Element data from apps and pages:
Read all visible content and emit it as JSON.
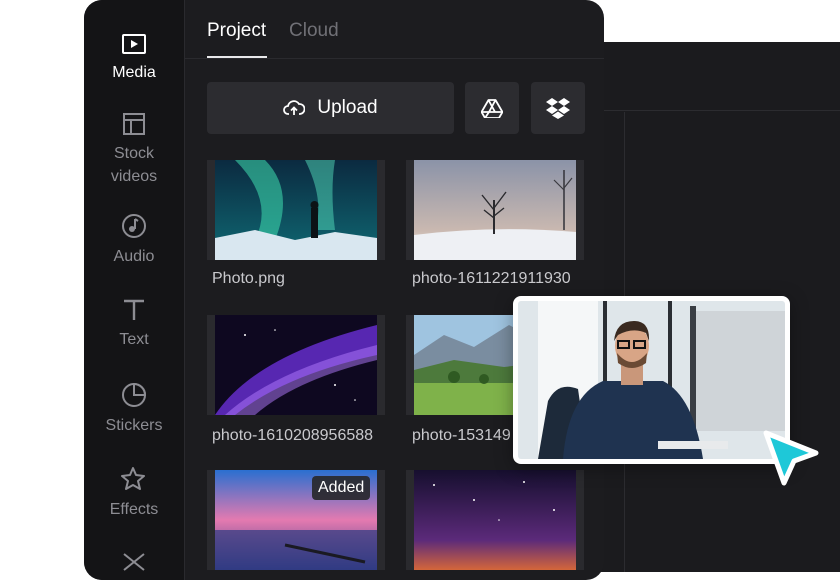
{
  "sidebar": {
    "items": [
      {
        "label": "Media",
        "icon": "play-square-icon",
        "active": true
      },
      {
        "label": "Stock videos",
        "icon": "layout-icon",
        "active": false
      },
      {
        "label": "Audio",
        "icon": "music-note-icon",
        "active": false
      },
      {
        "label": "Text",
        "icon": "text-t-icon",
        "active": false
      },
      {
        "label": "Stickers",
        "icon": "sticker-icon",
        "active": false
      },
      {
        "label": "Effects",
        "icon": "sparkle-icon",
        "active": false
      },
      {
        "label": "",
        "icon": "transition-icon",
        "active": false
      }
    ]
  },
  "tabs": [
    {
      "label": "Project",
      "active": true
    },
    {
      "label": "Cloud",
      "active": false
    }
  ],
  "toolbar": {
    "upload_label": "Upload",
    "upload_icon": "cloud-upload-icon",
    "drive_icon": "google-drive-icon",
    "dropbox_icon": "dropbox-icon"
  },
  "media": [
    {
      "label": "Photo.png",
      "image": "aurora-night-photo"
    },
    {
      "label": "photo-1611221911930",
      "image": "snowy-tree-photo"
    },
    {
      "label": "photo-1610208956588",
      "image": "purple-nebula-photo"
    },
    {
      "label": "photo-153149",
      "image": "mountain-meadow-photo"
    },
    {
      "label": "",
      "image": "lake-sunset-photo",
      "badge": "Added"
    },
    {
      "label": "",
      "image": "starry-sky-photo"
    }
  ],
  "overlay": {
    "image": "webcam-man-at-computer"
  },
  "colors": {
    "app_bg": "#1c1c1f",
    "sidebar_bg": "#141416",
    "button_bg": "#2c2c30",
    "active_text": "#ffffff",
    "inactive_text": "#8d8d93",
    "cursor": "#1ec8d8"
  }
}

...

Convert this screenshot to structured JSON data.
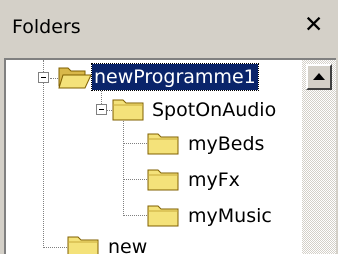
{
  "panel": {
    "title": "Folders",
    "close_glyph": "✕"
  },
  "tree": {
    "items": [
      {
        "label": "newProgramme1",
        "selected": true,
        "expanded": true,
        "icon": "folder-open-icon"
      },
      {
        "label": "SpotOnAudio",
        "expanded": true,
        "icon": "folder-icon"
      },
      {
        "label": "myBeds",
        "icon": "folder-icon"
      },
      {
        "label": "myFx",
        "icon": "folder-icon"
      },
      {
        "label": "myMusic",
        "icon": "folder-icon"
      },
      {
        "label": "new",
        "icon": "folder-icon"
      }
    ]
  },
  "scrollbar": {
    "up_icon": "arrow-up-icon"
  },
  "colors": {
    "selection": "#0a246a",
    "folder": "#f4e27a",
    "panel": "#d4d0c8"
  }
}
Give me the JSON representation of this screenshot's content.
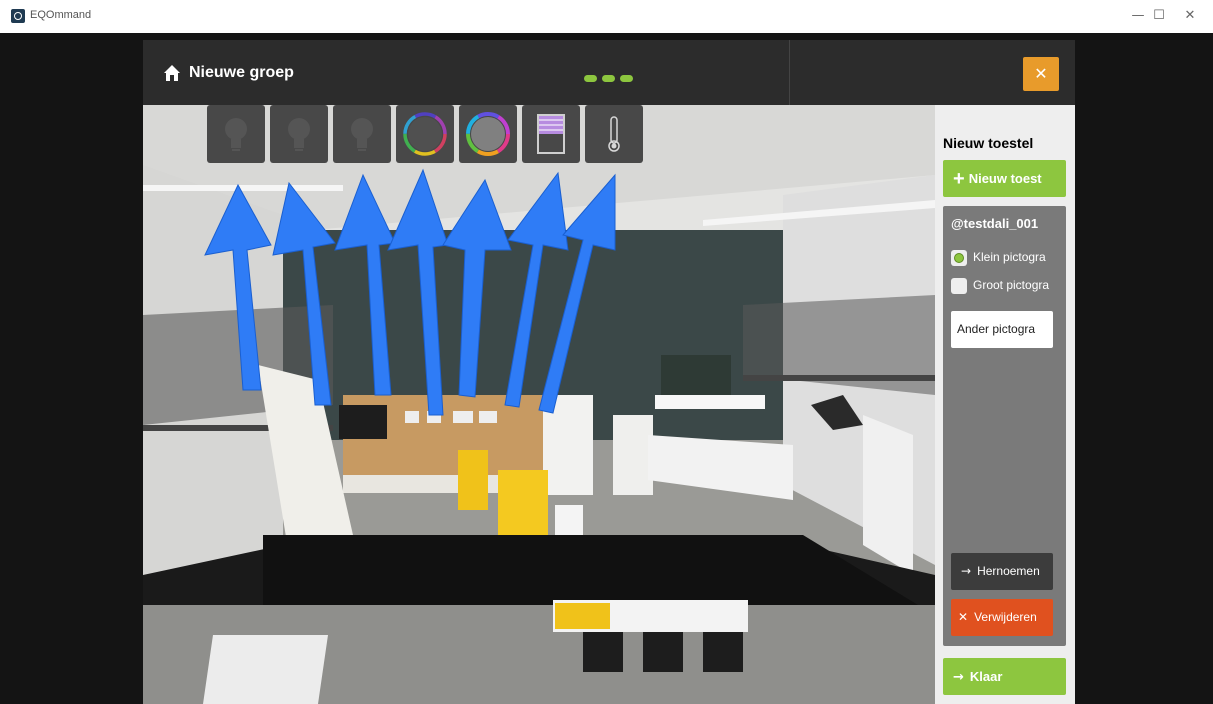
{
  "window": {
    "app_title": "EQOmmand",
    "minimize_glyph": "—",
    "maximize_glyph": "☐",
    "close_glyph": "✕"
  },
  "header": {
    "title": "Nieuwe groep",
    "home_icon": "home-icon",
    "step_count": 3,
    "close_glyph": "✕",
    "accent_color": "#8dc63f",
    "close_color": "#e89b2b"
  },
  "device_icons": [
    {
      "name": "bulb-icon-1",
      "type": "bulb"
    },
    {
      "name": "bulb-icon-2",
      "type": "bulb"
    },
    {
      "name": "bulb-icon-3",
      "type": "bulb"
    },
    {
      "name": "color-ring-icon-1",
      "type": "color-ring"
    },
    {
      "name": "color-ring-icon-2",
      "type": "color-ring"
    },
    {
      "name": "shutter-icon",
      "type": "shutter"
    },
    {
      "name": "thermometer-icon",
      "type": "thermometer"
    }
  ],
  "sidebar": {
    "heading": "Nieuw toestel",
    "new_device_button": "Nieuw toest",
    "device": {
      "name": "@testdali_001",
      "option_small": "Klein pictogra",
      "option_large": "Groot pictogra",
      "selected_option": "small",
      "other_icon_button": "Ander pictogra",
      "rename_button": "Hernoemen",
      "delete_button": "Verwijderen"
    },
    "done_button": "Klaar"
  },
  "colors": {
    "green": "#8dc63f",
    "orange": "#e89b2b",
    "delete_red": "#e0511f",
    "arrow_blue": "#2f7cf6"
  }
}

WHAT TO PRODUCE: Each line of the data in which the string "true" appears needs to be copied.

COMPLETED TASK:
        "active": true
      "active": true
        "selected": true,
        "expanded": true,
        "expanded": true,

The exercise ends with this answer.